This study investigated and compared leaching behaviors for four heavy metals (Zn, Pb, Cu and Cr) from unbounded MSWI-BAA and PAC-13 mixtures containing MSWI-BAA. The HVEP test and simulated leaching experiments were conducted on MSWI-BAAs of three particle sizes (0.075–2.36 mm, 2.36–4.75 mm and 4.75–9.5 mm), but only the simulated leaching experiment was conducted on PAC-13 mixtures with and without MSWI-BAA. Leaching data were also compared to the regulatory limit values to evaluate the toxicity of leachate.
The HVEP data from unbounded MSWI-BAA showed that the type of leaching heavy metal directly affected the leaching. MSWI-BAA particle size was proven to have very good linear relationships with the leaching concentrations of Cr, Zn and Pb, which indicates that the leaching levels of Cr, Zn and Pb are strongly correlated to MSWI-BAA particle size.
Regarding the simulated leaching experiment for unbounded MSWI-BAA, the leaching concentrations of four heavy metals showed different trends over contact time.
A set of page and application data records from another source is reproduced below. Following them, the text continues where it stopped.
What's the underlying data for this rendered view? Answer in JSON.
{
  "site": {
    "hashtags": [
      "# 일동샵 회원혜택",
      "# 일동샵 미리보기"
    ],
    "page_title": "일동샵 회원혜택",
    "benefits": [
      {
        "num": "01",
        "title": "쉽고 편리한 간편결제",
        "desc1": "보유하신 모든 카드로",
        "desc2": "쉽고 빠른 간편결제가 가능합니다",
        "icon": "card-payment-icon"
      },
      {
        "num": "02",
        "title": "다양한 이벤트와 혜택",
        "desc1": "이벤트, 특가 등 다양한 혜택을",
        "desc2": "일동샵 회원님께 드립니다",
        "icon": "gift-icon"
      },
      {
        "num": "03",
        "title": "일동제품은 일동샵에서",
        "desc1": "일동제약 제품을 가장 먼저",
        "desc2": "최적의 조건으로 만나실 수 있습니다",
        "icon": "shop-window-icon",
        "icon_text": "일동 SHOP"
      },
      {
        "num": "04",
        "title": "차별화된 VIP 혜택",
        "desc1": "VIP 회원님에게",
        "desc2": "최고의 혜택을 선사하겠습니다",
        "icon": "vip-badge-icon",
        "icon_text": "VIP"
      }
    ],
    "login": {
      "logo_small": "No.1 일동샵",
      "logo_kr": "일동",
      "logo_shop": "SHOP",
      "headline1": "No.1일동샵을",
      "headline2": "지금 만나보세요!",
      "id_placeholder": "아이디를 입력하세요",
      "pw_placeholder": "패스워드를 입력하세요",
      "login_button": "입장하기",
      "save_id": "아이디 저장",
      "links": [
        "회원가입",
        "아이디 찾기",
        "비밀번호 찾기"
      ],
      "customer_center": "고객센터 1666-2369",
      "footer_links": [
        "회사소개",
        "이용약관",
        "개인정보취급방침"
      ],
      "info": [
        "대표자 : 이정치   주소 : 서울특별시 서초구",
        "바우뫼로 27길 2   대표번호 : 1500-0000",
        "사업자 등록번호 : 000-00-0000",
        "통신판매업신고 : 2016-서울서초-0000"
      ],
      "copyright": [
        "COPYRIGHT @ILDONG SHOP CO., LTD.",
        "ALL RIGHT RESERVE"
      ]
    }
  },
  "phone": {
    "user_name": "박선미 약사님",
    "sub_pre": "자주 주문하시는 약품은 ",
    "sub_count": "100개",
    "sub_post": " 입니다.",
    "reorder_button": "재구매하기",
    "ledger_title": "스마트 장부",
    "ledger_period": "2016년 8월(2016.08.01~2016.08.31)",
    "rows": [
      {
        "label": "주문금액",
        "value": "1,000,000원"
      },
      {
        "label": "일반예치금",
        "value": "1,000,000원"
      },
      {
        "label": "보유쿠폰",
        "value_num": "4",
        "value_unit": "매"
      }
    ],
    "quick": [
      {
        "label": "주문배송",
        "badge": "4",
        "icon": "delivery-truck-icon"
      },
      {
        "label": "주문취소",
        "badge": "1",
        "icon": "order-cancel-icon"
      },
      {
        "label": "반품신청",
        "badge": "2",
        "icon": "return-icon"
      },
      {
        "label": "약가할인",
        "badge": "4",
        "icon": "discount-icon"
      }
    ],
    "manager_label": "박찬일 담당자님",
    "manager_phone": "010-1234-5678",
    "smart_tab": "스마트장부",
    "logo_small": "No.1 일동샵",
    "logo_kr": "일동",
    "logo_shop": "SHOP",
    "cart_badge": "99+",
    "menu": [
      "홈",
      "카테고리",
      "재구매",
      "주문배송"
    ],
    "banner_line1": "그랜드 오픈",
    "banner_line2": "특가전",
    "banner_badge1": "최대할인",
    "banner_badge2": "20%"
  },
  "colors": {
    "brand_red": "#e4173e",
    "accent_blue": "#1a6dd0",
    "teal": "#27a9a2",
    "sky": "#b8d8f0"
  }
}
Increase in leaching time led to regular increases in Cr and Cu and regular decreases in Pb and Zn, indicating that contact time is another factor affecting heavy metal leaching.
For the PAC-13 mixture with MSWI-BAA, in general, the leaching concentration of Cu remained stable over time, Pb and Zn concentrations showed a small fluctuation and Cr showed a continuously increasing trend throughout the experiment. Similar tendencies in leaching concentrations over the contact time were also observed for the control mixture. This indicates that the presence of MSWI-BAA in a PAC-13 mixture does not necessarily change the basic tendency of heavy metal leaching over time, but it is able to lead to an increase in Cr and Zn in leachate overall.
The Cr and Cu concentrations in leachate from PAC-13 containing MSWI-BAA showed an overall decrease compared with unbounded MSWI-BAA, which suggests that the encapsulation of MSWI-BAA particles by asphalt binder is effective for reducing Cr and Cu concentrations in leachates.
All leaching data indicate that the leaching process of heavy metals was comprehensively influenced by contact time, the metal species leaching and MSWI-BAA particle size whether MSWI-BAA is used alone or mixed with a natural aggregate in PAC-13 mixtures. According to the results of environmental risk assessment, both unbounded MSWI-BAA and PAC-13 mixtures containing MSWI-BAA have very little negative impact on surrounding surface and subsurface water quality, and the leachate is safe for irrigation. But the leaching of Cr and Pb should be monitored and mitigated.